Required work => All the entries that follow are to be returned exactly.

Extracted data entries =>
□ □ □ □ □

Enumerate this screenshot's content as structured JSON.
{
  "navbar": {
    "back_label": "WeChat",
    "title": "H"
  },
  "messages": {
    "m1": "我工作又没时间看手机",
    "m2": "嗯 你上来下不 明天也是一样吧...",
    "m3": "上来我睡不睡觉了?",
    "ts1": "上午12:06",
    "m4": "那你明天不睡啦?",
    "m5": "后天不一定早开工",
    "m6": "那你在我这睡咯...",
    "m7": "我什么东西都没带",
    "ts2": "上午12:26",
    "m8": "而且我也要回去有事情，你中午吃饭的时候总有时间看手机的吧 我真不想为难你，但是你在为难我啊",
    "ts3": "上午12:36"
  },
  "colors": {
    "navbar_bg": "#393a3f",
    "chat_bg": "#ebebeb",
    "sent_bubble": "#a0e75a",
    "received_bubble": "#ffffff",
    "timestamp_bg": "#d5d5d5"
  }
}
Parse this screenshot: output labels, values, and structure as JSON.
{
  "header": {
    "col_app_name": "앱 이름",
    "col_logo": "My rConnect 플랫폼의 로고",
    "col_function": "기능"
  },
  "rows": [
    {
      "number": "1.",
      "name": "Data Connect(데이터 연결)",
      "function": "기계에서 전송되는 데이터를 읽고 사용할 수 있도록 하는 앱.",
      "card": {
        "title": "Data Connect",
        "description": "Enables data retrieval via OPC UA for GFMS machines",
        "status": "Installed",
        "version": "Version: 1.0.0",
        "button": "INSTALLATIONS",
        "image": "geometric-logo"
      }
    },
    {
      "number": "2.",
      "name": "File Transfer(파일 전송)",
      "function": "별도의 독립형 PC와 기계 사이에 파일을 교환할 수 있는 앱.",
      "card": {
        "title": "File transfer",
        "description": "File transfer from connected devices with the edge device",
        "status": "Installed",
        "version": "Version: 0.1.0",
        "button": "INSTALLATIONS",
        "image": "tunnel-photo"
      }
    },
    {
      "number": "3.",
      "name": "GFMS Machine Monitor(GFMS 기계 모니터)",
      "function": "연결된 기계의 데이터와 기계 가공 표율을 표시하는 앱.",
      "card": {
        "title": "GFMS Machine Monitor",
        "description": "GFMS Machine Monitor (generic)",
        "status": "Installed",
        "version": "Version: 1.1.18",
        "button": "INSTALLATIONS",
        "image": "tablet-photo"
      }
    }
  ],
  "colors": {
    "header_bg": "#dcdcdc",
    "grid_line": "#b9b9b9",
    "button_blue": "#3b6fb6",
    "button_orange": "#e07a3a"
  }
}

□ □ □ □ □

Exercise response =>
Enumerate this screenshot's content as structured JSON.
{
  "navbar": {
    "back_label": "WeChat",
    "title": "H"
  },
  "messages": {
    "m1": "我工作又没时间看手机",
    "m2": "嗯 你上来下不 明天也是一样吧...",
    "m3": "上来我睡不睡觉了?",
    "ts1": "上午12:06",
    "m4": "那你明天不睡啦?",
    "m5": "后天不一定早开工",
    "m6": "那你在我这睡咯...",
    "m7": "我什么东西都没带",
    "ts2": "上午12:26",
    "m8": "而且我也要回去有事情，你中午吃饭的时候总有时间看手机的吧 我真不想为难你，但是你在为难我啊",
    "ts3": "上午12:36"
  },
  "colors": {
    "navbar_bg": "#393a3f",
    "chat_bg": "#ebebeb",
    "sent_bubble": "#a0e75a",
    "received_bubble": "#ffffff",
    "timestamp_bg": "#d5d5d5"
  }
}
Parse this screenshot: output labels, values, and structure as JSON.
{
  "header": {
    "col_app_name": "앱 이름",
    "col_logo": "My rConnect 플랫폼의 로고",
    "col_function": "기능"
  },
  "rows": [
    {
      "number": "1.",
      "name": "Data Connect(데이터 연결)",
      "function": "기계에서 전송되는 데이터를 읽고 사용할 수 있도록 하는 앱.",
      "card": {
        "title": "Data Connect",
        "description": "Enables data retrieval via OPC UA for GFMS machines",
        "status": "Installed",
        "version": "Version: 1.0.0",
        "button": "INSTALLATIONS",
        "image": "geometric-logo"
      }
    },
    {
      "number": "2.",
      "name": "File Transfer(파일 전송)",
      "function": "별도의 독립형 PC와 기계 사이에 파일을 교환할 수 있는 앱.",
      "card": {
        "title": "File transfer",
        "description": "File transfer from connected devices with the edge device",
        "status": "Installed",
        "version": "Version: 0.1.0",
        "button": "INSTALLATIONS",
        "image": "tunnel-photo"
      }
    },
    {
      "number": "3.",
      "name": "GFMS Machine Monitor(GFMS 기계 모니터)",
      "function": "연결된 기계의 데이터와 기계 가공 표율을 표시하는 앱.",
      "card": {
        "title": "GFMS Machine Monitor",
        "description": "GFMS Machine Monitor (generic)",
        "status": "Installed",
        "version": "Version: 1.1.18",
        "button": "INSTALLATIONS",
        "image": "tablet-photo"
      }
    }
  ],
  "colors": {
    "header_bg": "#dcdcdc",
    "grid_line": "#b9b9b9",
    "button_blue": "#3b6fb6",
    "button_orange": "#e07a3a"
  }
}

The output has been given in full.